§ **EXERCISE REQUIREMENTS**
Return the entries below verbatim. Pictures stay out.

§ **SOURCE DATA**
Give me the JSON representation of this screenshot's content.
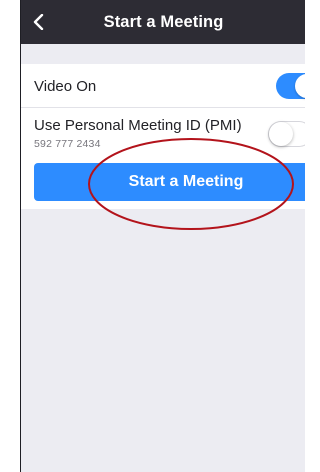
{
  "header": {
    "title": "Start a Meeting",
    "back_icon": "chevron-left-icon"
  },
  "settings": {
    "video_on": {
      "label": "Video On",
      "enabled": true
    },
    "pmi": {
      "label": "Use Personal Meeting ID (PMI)",
      "meeting_id": "592 777 2434",
      "enabled": false
    }
  },
  "start_button": {
    "label": "Start a Meeting"
  },
  "colors": {
    "header_bg": "#2d2c34",
    "accent": "#2d8cff",
    "page_bg": "#ececf2",
    "annotation": "#b3131b"
  }
}
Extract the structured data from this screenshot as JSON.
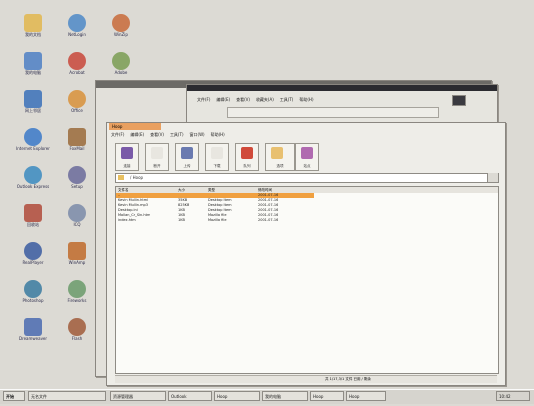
{
  "desktop": {
    "icons": [
      {
        "label": "我的文档",
        "icon": "folder-icon"
      },
      {
        "label": "NetLogin",
        "icon": "globe-icon"
      },
      {
        "label": "WinZip",
        "icon": "archive-icon"
      },
      {
        "label": "我的电脑",
        "icon": "computer-icon"
      },
      {
        "label": "Acrobat",
        "icon": "acrobat-icon"
      },
      {
        "label": "Adobe",
        "icon": "app-icon"
      },
      {
        "label": "网上邻居",
        "icon": "network-icon"
      },
      {
        "label": "Office",
        "icon": "office-icon"
      },
      {
        "label": "Internet Explorer",
        "icon": "ie-icon"
      },
      {
        "label": "FoxMail",
        "icon": "mail-icon"
      },
      {
        "label": "Outlook Express",
        "icon": "outlook-icon"
      },
      {
        "label": "Setup",
        "icon": "setup-icon"
      },
      {
        "label": "回收站",
        "icon": "recycle-bin-icon"
      },
      {
        "label": "ICQ",
        "icon": "icq-icon"
      },
      {
        "label": "RealPlayer",
        "icon": "realplayer-icon"
      },
      {
        "label": "WinAmp",
        "icon": "winamp-icon"
      },
      {
        "label": "Photoshop",
        "icon": "photoshop-icon"
      },
      {
        "label": "Fireworks",
        "icon": "fireworks-icon"
      },
      {
        "label": "Dreamweaver",
        "icon": "dreamweaver-icon"
      },
      {
        "label": "Flash",
        "icon": "flash-icon"
      }
    ]
  },
  "back_window": {
    "menu": [
      "文件(F)",
      "编辑(E)",
      "查看(V)",
      "收藏夹(A)",
      "工具(T)",
      "帮助(H)"
    ],
    "tabs": [
      "资源管理器",
      "搜索",
      "收藏"
    ]
  },
  "main_window": {
    "tab": "Hoop",
    "menu": [
      "文件(F)",
      "编辑(E)",
      "查看(V)",
      "工具(T)",
      "窗口(W)",
      "帮助(H)"
    ],
    "toolbar": [
      {
        "label": "连接",
        "icon": "connect-icon"
      },
      {
        "label": "断开",
        "icon": "disconnect-icon"
      },
      {
        "label": "上传",
        "icon": "upload-icon"
      },
      {
        "label": "下载",
        "icon": "download-icon"
      },
      {
        "label": "队列",
        "icon": "queue-icon"
      },
      {
        "label": "选项",
        "icon": "options-icon"
      },
      {
        "label": "站点",
        "icon": "site-icon"
      }
    ],
    "address": "/ Hoop",
    "columns": [
      "文件名",
      "大小",
      "类型",
      "修改时间"
    ],
    "files": [
      {
        "name": "..",
        "size": "",
        "type": "",
        "date": "2001-07-16"
      },
      {
        "name": "Kevin Mullin.html",
        "size": "35KB",
        "type": "Desktop Item",
        "date": "2001-07-16"
      },
      {
        "name": "Kevin Mullin.mp3",
        "size": "825KB",
        "type": "Desktop Item",
        "date": "2001-07-16"
      },
      {
        "name": "Desktop.ini",
        "size": "1KB",
        "type": "Desktop Item",
        "date": "2001-07-16"
      },
      {
        "name": "Mollan_Cr_Sin.htm",
        "size": "1KB",
        "type": "Mozilla file",
        "date": "2001-07-16"
      },
      {
        "name": "index.htm",
        "size": "1KB",
        "type": "Mozilla file",
        "date": "2001-07-16"
      }
    ],
    "status": "共 1/17,3/1 文件  已用 / 剩余"
  },
  "taskbar": {
    "start": "开始",
    "items": [
      "无名文件",
      "资源管理器",
      "Outlook",
      "Hoop",
      "我的电脑",
      "Hoop",
      "Hoop"
    ],
    "clock": "10:42"
  },
  "colors": {
    "desktop": "#dcdad4",
    "title_bar": "#6c6a66",
    "active_tab": "#e9a060",
    "selection": "#f0a040"
  }
}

§ **SOLUTION TO THIS PROBLEM**
Give me the JSON representation of this screenshot's content.
{
  "header": {
    "title": "Start a Meeting",
    "back_icon": "chevron-left-icon"
  },
  "settings": {
    "video_on": {
      "label": "Video On",
      "enabled": true
    },
    "pmi": {
      "label": "Use Personal Meeting ID (PMI)",
      "meeting_id": "592 777 2434",
      "enabled": false
    }
  },
  "start_button": {
    "label": "Start a Meeting"
  },
  "colors": {
    "header_bg": "#2d2c34",
    "accent": "#2d8cff",
    "page_bg": "#ececf2",
    "annotation": "#b3131b"
  }
}
Extract the structured data from this screenshot as JSON.
{
  "desktop": {
    "icons": [
      {
        "label": "我的文档",
        "icon": "folder-icon"
      },
      {
        "label": "NetLogin",
        "icon": "globe-icon"
      },
      {
        "label": "WinZip",
        "icon": "archive-icon"
      },
      {
        "label": "我的电脑",
        "icon": "computer-icon"
      },
      {
        "label": "Acrobat",
        "icon": "acrobat-icon"
      },
      {
        "label": "Adobe",
        "icon": "app-icon"
      },
      {
        "label": "网上邻居",
        "icon": "network-icon"
      },
      {
        "label": "Office",
        "icon": "office-icon"
      },
      {
        "label": "Internet Explorer",
        "icon": "ie-icon"
      },
      {
        "label": "FoxMail",
        "icon": "mail-icon"
      },
      {
        "label": "Outlook Express",
        "icon": "outlook-icon"
      },
      {
        "label": "Setup",
        "icon": "setup-icon"
      },
      {
        "label": "回收站",
        "icon": "recycle-bin-icon"
      },
      {
        "label": "ICQ",
        "icon": "icq-icon"
      },
      {
        "label": "RealPlayer",
        "icon": "realplayer-icon"
      },
      {
        "label": "WinAmp",
        "icon": "winamp-icon"
      },
      {
        "label": "Photoshop",
        "icon": "photoshop-icon"
      },
      {
        "label": "Fireworks",
        "icon": "fireworks-icon"
      },
      {
        "label": "Dreamweaver",
        "icon": "dreamweaver-icon"
      },
      {
        "label": "Flash",
        "icon": "flash-icon"
      }
    ]
  },
  "back_window": {
    "menu": [
      "文件(F)",
      "编辑(E)",
      "查看(V)",
      "收藏夹(A)",
      "工具(T)",
      "帮助(H)"
    ],
    "tabs": [
      "资源管理器",
      "搜索",
      "收藏"
    ]
  },
  "main_window": {
    "tab": "Hoop",
    "menu": [
      "文件(F)",
      "编辑(E)",
      "查看(V)",
      "工具(T)",
      "窗口(W)",
      "帮助(H)"
    ],
    "toolbar": [
      {
        "label": "连接",
        "icon": "connect-icon"
      },
      {
        "label": "断开",
        "icon": "disconnect-icon"
      },
      {
        "label": "上传",
        "icon": "upload-icon"
      },
      {
        "label": "下载",
        "icon": "download-icon"
      },
      {
        "label": "队列",
        "icon": "queue-icon"
      },
      {
        "label": "选项",
        "icon": "options-icon"
      },
      {
        "label": "站点",
        "icon": "site-icon"
      }
    ],
    "address": "/ Hoop",
    "columns": [
      "文件名",
      "大小",
      "类型",
      "修改时间"
    ],
    "files": [
      {
        "name": "..",
        "size": "",
        "type": "",
        "date": "2001-07-16"
      },
      {
        "name": "Kevin Mullin.html",
        "size": "35KB",
        "type": "Desktop Item",
        "date": "2001-07-16"
      },
      {
        "name": "Kevin Mullin.mp3",
        "size": "825KB",
        "type": "Desktop Item",
        "date": "2001-07-16"
      },
      {
        "name": "Desktop.ini",
        "size": "1KB",
        "type": "Desktop Item",
        "date": "2001-07-16"
      },
      {
        "name": "Mollan_Cr_Sin.htm",
        "size": "1KB",
        "type": "Mozilla file",
        "date": "2001-07-16"
      },
      {
        "name": "index.htm",
        "size": "1KB",
        "type": "Mozilla file",
        "date": "2001-07-16"
      }
    ],
    "status": "共 1/17,3/1 文件  已用 / 剩余"
  },
  "taskbar": {
    "start": "开始",
    "items": [
      "无名文件",
      "资源管理器",
      "Outlook",
      "Hoop",
      "我的电脑",
      "Hoop",
      "Hoop"
    ],
    "clock": "10:42"
  },
  "colors": {
    "desktop": "#dcdad4",
    "title_bar": "#6c6a66",
    "active_tab": "#e9a060",
    "selection": "#f0a040"
  }
}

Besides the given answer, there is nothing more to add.